WORK INSTRUCTIONS: Show all lines of the entries in which the word "Analysis" is found.

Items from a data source

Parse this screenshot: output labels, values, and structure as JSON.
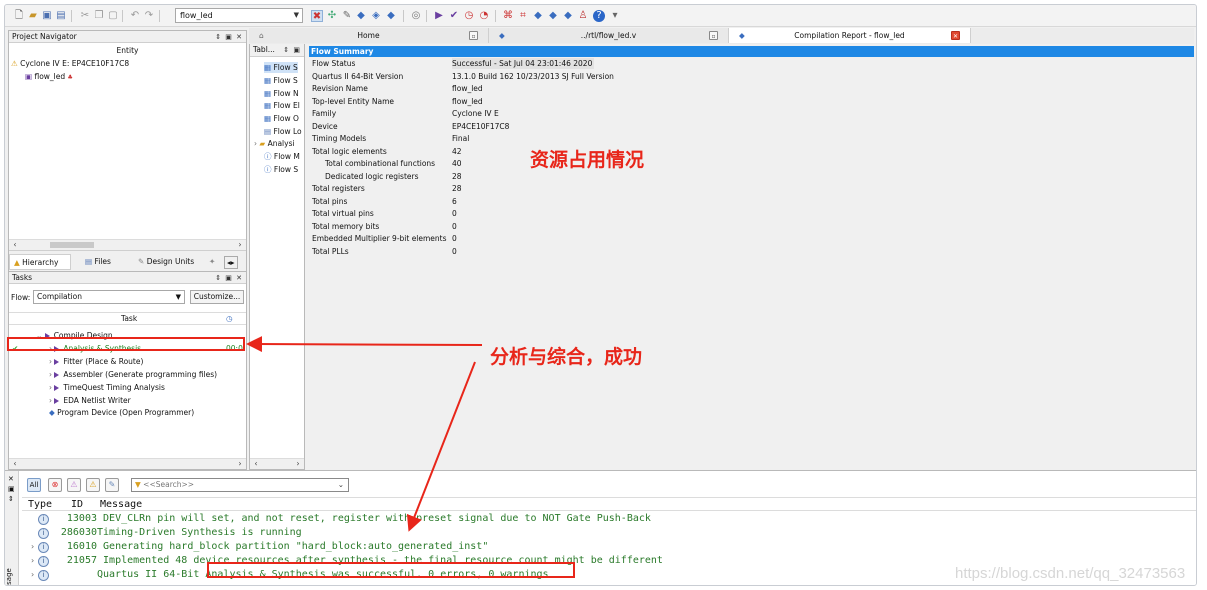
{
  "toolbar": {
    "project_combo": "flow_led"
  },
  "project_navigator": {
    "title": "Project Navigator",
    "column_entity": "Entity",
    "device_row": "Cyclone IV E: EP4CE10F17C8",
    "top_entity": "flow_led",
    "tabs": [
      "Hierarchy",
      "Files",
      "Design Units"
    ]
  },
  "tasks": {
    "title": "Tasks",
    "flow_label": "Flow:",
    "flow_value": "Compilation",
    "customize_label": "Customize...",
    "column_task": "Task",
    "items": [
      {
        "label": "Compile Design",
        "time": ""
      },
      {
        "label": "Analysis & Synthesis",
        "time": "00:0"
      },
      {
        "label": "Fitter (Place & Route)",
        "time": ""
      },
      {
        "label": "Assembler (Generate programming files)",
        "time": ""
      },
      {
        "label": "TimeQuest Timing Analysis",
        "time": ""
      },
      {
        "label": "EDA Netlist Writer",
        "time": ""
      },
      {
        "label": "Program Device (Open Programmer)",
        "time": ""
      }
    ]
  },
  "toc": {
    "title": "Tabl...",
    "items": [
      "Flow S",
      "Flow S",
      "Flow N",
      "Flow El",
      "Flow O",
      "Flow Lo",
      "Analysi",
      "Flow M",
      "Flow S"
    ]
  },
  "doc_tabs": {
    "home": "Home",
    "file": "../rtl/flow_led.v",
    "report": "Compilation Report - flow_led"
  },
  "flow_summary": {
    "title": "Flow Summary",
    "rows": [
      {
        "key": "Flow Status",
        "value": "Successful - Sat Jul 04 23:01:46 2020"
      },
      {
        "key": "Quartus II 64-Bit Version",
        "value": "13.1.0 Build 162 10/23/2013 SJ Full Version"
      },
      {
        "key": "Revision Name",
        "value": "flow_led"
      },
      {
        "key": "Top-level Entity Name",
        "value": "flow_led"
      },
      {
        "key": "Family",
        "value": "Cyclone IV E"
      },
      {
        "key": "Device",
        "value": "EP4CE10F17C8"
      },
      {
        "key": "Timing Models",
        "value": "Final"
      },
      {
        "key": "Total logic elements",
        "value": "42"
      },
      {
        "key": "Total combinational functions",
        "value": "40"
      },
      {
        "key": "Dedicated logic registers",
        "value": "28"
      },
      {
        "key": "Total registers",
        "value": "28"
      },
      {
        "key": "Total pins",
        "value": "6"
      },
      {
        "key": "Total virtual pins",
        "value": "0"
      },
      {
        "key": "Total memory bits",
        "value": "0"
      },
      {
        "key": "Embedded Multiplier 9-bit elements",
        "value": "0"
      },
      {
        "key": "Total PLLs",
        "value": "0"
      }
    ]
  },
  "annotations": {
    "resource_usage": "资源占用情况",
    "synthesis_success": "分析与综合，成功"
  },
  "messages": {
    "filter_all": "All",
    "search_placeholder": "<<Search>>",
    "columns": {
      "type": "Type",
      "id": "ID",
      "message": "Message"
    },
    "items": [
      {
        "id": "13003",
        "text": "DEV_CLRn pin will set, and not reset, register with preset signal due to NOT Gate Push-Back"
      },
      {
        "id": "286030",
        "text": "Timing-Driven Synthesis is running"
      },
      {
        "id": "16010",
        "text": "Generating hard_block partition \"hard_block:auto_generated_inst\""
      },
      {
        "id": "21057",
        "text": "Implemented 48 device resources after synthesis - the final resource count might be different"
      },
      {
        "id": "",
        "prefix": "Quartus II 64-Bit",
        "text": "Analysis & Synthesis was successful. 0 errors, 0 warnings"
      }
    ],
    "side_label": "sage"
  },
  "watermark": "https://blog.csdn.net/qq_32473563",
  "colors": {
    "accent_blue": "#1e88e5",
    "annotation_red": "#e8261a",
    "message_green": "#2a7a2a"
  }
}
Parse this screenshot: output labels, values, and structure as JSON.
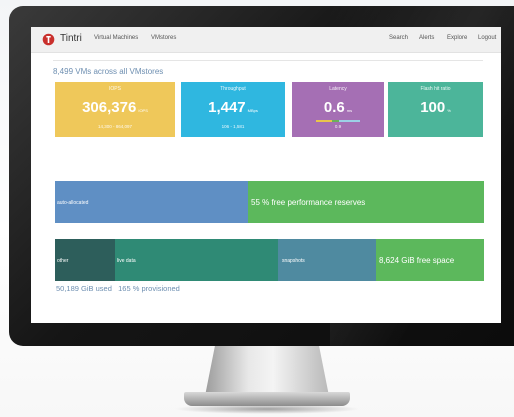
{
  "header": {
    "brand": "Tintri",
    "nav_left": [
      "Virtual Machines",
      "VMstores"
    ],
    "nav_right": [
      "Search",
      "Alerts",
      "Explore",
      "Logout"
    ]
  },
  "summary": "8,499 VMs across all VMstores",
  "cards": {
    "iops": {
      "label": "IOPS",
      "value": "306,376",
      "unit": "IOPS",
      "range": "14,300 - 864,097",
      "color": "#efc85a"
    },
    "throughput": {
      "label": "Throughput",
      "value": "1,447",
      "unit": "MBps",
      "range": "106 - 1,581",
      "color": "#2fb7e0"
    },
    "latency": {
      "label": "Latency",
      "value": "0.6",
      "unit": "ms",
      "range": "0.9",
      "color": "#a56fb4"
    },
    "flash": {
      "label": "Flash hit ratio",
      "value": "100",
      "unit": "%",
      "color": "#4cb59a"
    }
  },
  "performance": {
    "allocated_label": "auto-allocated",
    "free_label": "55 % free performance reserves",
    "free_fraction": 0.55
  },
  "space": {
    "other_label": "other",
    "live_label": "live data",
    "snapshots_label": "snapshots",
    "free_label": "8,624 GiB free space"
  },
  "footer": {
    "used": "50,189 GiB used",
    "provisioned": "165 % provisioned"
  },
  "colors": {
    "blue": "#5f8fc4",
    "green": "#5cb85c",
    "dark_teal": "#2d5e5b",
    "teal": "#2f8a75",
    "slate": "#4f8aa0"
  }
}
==
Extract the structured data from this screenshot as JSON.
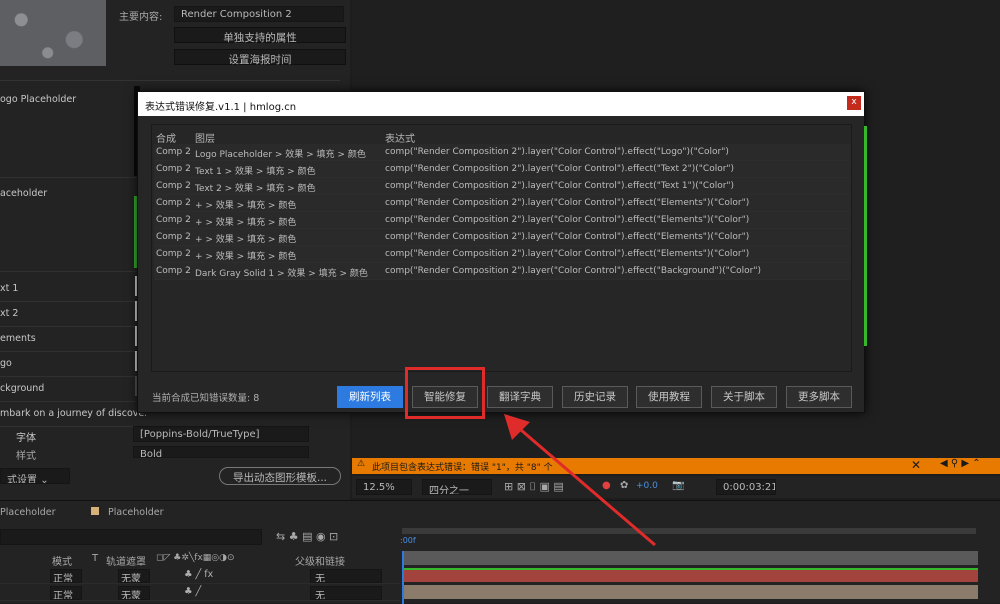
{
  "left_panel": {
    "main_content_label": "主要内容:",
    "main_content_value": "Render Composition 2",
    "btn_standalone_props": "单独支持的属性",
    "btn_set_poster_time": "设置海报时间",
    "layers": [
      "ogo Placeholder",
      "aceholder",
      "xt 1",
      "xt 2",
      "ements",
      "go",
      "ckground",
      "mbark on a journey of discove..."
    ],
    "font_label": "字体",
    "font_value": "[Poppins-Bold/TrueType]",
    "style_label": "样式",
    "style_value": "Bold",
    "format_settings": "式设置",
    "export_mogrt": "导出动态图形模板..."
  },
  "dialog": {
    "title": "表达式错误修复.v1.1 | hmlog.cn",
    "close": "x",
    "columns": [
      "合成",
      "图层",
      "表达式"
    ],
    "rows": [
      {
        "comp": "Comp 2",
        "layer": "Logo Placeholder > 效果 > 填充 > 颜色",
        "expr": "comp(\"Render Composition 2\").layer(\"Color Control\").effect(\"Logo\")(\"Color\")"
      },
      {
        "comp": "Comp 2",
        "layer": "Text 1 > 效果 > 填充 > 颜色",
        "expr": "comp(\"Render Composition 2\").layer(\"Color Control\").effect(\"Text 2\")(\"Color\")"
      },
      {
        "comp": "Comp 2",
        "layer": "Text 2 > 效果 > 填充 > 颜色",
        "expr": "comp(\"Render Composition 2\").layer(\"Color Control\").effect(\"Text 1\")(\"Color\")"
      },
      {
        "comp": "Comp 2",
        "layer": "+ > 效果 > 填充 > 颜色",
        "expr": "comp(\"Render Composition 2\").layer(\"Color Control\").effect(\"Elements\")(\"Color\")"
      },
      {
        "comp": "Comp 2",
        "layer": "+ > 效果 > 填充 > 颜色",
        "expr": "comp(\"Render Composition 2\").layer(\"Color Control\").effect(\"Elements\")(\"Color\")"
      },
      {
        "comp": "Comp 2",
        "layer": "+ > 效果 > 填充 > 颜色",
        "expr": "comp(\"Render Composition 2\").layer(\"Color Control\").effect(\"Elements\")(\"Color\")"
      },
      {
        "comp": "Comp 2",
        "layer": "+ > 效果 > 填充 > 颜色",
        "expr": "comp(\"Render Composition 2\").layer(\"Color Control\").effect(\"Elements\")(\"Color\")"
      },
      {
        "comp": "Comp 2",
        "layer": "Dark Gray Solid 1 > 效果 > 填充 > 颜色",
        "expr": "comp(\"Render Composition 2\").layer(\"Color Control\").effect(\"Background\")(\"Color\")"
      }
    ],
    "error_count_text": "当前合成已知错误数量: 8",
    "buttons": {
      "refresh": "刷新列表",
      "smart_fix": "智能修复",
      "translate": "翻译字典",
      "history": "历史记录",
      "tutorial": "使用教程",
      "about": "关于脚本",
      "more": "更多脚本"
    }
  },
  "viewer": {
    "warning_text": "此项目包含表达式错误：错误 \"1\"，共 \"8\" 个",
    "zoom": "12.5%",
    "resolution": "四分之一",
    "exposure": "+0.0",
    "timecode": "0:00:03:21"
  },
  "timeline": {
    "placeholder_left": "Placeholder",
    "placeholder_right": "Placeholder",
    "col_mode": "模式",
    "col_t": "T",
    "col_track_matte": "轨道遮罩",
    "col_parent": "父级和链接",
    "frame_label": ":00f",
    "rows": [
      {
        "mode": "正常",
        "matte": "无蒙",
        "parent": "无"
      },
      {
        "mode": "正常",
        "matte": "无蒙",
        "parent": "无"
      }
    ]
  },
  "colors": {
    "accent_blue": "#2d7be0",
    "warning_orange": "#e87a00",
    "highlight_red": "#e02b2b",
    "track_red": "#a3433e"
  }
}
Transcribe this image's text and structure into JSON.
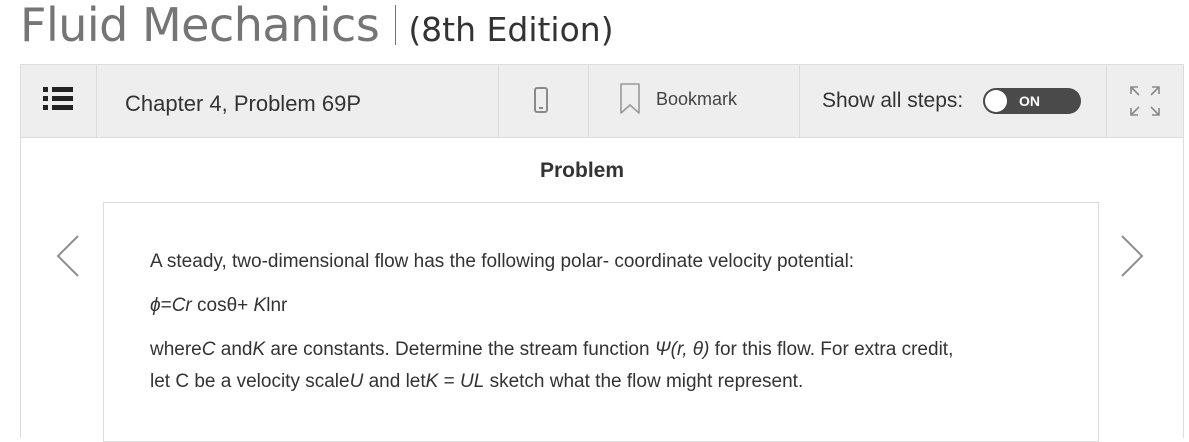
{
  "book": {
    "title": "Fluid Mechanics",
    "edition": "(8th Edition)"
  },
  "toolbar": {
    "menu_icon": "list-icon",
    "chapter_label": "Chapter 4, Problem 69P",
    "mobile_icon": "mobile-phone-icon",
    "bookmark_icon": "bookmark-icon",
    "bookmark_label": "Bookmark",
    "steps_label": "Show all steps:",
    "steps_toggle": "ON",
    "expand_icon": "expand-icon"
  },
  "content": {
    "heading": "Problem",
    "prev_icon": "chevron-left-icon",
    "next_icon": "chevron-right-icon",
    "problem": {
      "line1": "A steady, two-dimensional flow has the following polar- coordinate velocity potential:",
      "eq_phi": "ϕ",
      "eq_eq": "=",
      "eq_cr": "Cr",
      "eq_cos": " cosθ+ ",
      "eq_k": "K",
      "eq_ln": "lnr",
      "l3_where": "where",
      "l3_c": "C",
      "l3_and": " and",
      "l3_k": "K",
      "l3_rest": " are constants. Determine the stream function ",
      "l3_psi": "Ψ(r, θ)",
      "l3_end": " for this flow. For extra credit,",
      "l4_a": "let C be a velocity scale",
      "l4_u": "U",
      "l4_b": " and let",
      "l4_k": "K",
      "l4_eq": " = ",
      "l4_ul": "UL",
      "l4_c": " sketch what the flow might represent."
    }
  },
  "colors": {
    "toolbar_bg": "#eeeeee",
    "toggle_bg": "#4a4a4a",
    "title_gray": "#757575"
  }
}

COMPLETED EXERCISE:
        "label": "Analysis & Synthesis",
        "label": "TimeQuest Timing Analysis",
        "text": "Analysis & Synthesis was successful. 0 errors, 0 warnings"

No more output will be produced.